- Opening Delimiter -

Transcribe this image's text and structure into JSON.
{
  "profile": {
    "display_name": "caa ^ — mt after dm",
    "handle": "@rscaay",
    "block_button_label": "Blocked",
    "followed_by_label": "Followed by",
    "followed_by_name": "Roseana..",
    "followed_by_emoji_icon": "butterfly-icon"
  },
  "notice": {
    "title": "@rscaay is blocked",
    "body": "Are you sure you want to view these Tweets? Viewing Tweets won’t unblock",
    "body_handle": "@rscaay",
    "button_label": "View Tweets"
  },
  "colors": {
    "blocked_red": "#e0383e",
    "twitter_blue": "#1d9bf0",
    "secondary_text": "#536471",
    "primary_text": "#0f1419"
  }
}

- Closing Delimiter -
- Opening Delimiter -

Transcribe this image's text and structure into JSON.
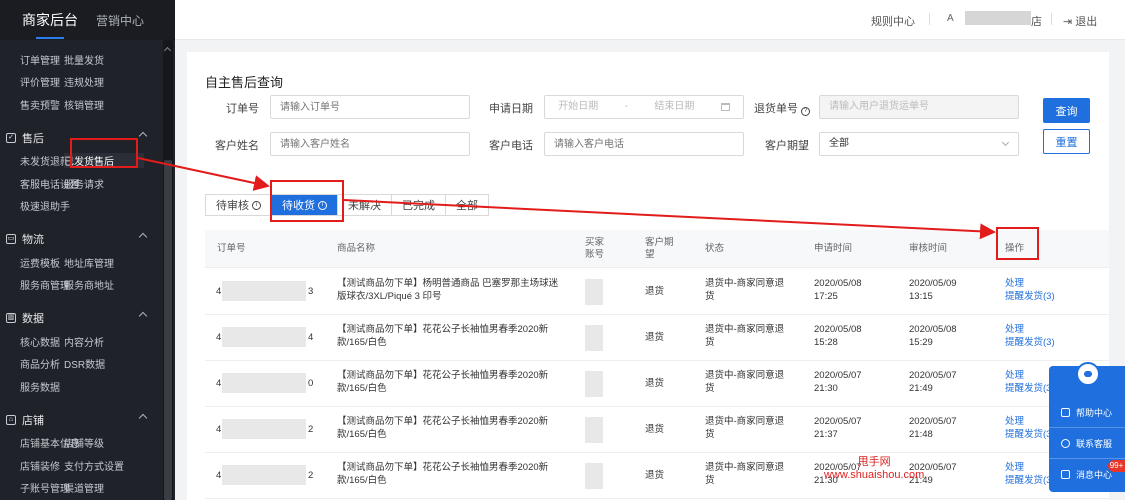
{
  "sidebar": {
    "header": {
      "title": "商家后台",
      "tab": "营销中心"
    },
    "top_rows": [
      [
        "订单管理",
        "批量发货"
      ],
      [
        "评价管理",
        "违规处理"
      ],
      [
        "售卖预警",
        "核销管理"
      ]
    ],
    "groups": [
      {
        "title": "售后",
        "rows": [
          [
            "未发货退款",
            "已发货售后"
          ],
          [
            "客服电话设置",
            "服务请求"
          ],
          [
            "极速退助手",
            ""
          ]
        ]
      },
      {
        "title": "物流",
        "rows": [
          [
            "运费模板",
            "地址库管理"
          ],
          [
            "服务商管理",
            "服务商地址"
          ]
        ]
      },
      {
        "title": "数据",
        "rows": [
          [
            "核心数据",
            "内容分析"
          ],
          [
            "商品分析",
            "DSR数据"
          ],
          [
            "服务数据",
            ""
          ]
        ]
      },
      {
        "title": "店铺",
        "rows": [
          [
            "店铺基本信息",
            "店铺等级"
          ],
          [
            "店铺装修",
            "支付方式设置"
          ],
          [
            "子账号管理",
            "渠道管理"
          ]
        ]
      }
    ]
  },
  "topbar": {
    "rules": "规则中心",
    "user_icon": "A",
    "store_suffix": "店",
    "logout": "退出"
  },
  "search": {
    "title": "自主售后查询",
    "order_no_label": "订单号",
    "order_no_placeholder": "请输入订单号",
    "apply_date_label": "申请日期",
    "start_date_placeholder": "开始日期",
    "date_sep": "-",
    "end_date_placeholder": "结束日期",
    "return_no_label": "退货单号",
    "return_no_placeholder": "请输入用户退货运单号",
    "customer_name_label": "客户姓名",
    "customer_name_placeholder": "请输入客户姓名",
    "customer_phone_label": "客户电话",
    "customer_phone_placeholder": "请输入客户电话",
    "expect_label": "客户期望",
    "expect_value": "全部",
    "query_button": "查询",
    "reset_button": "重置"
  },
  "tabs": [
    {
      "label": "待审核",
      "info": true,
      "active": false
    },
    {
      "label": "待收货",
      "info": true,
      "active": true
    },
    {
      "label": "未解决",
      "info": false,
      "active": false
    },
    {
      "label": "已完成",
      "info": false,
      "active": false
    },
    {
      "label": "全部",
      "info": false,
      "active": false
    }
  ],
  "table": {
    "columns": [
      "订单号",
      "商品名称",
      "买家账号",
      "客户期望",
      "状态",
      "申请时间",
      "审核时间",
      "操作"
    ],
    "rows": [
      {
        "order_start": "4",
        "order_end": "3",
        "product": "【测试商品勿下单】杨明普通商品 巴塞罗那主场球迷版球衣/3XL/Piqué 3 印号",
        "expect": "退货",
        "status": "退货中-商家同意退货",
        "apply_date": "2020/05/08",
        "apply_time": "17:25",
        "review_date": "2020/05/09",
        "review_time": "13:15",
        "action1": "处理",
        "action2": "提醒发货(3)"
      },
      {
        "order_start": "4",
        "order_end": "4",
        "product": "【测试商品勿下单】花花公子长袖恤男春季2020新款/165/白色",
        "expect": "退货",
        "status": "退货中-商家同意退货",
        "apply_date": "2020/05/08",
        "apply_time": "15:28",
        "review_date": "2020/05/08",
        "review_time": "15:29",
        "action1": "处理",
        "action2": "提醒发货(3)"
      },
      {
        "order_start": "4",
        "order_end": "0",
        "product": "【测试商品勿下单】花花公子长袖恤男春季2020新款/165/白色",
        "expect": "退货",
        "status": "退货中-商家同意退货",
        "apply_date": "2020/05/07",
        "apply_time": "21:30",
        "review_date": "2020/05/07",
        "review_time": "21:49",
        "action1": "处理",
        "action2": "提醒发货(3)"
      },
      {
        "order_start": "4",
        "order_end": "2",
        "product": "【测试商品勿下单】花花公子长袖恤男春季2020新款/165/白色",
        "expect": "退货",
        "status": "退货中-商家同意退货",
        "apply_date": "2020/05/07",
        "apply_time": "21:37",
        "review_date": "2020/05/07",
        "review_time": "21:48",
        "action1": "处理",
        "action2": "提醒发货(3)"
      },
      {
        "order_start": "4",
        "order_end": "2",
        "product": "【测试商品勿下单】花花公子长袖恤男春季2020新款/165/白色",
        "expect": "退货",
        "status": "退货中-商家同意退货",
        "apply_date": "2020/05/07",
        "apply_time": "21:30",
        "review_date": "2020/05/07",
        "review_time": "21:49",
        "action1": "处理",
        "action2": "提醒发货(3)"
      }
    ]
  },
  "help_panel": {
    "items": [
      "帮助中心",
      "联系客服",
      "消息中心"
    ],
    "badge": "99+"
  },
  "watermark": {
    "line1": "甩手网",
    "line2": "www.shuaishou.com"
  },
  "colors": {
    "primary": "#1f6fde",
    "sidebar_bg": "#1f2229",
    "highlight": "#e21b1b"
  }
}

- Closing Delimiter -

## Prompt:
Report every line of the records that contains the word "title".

## Solution:
    "title": "@rscaay is blocked",
      "title": "商家后台",
        "title": "售后",
        "title": "物流",
        "title": "数据",
        "title": "店铺",
    "title": "自主售后查询",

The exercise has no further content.